One of the most prominent concerns raised about President Obama’s proposed performance-based funding plan for higher education is that it could reduce access by encouraging creaming. In other words, what’s to stop colleges and universities from simply raising the bars for entry, tightening their admissions policies, in order to improve graduation rates and lower default rates?
I’d like to make a few points and then open this up for discussion. It’s one of the big areas that needs bright minds thinking hard in search of solutions, and I hope you’ll jump in with good ideas. We’re going to have to look far and wide for solutions, as we can expect that folks in education probably don’t have all the answers.
1. The problem already exists. The number of colleges raising their admissions requirements over time tells this story. So let’s not pretend like we’re creating a new problem. The question is whether we’re making it worse.
2. NCLB approached this challenge through the use of value-added modeling. It didn’t work there and it’s probably not going to work here either, especially since it’s hard to believe that we can possible account for all inputs that are external to college, in order to focus on gains made by the college itself. Now, I know many people will disagree with me on this, including my former student Robert Kelchen, so be sure to read up on their work on the topic.
3. A weaker version of value-added modeling is risk-adjusted metrics, a regression based approach to accounting for intial student differences when looking at outcomes. I’m not sure this is going to fly either, and the Left doesn’t like it since it seems to perpetuate the idea that we should “expect” students from disadvantaged families to do worse in college. No one actually wants that, and so we try things NCLB-style, demanding growth in graduation rates for subgroups of students. But that too doesn’t prevent colleges from admitting fewer students from a given subgroup.
4. Prohibition of creaming via more metrics. Let’s say we stipulate terms regarding enrollment and admissions, in addition to outcomes. These may have to be differentiated according to college type. For example, in order to receive Title IV aid, a college must :
Yes, this means that very small colleges would have to be very diverse in order to participate in Title IV. It also means that all colleges and universities may have to adjust their admissions standards somewhat and change their recruiting practices. Is that a bad thing? If they don’t like it, they simply need to prove their mettle by using a lottery for admission. Then we can really get a handle on their value-added!

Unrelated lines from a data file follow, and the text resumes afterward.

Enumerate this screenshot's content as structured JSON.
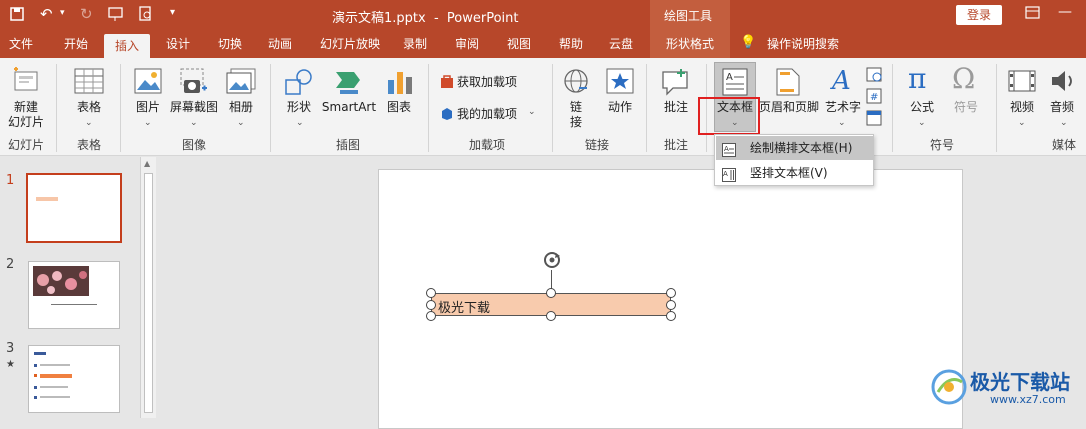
{
  "titlebar": {
    "doc_title": "演示文稿1.pptx  -  PowerPoint",
    "context_group": "绘图工具",
    "login_label": "登录",
    "bg_color": "#b7472a"
  },
  "tabs": [
    "文件",
    "开始",
    "插入",
    "设计",
    "切换",
    "动画",
    "幻灯片放映",
    "录制",
    "审阅",
    "视图",
    "帮助",
    "云盘",
    "形状格式"
  ],
  "tell_me": "操作说明搜索",
  "ribbon": {
    "new_slide": "新建\n幻灯片",
    "new_slide_l1": "新建",
    "new_slide_l2": "幻灯片",
    "group_slides": "幻灯片",
    "table": "表格",
    "group_table": "表格",
    "picture": "图片",
    "screenshot": "屏幕截图",
    "album": "相册",
    "group_image": "图像",
    "shapes": "形状",
    "smartart": "SmartArt",
    "chart": "图表",
    "group_illustration": "插图",
    "get_addins": "获取加载项",
    "my_addins": "我的加载项",
    "group_addins": "加载项",
    "link_l1": "链",
    "link_l2": "接",
    "action": "动作",
    "group_links": "链接",
    "comment": "批注",
    "group_comments": "批注",
    "textbox": "文本框",
    "header_footer": "页眉和页脚",
    "wordart": "艺术字",
    "equation": "公式",
    "symbol": "符号",
    "group_symbols": "符号",
    "video": "视频",
    "audio": "音频",
    "group_media": "媒体"
  },
  "dropdown": {
    "item1": "绘制横排文本框(H)",
    "item2": "竖排文本框(V)"
  },
  "thumbnails": {
    "n1": "1",
    "n2": "2",
    "n3": "3",
    "star": "★"
  },
  "slide": {
    "textbox_text": "极光下载"
  },
  "watermark": {
    "text": "极光下载站",
    "url": "www.xz7.com"
  }
}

Let’s talk this one through further.
5. Prohibition and regulation. Schools could be selected for an audit based on troubling trends in their admissions data. If they were found guilty of creaming, they could be put on probation and monitored for a period of time. If they failed that, they’d be kicked out of Title IV.
We must also ask, how much creaming might be tolerable? If the use of performance standards forced more colleges to help low-income students graduate, while reducing access for some other students, at what point would this become intolerable?
Ok, enough from me– what are your great ideas?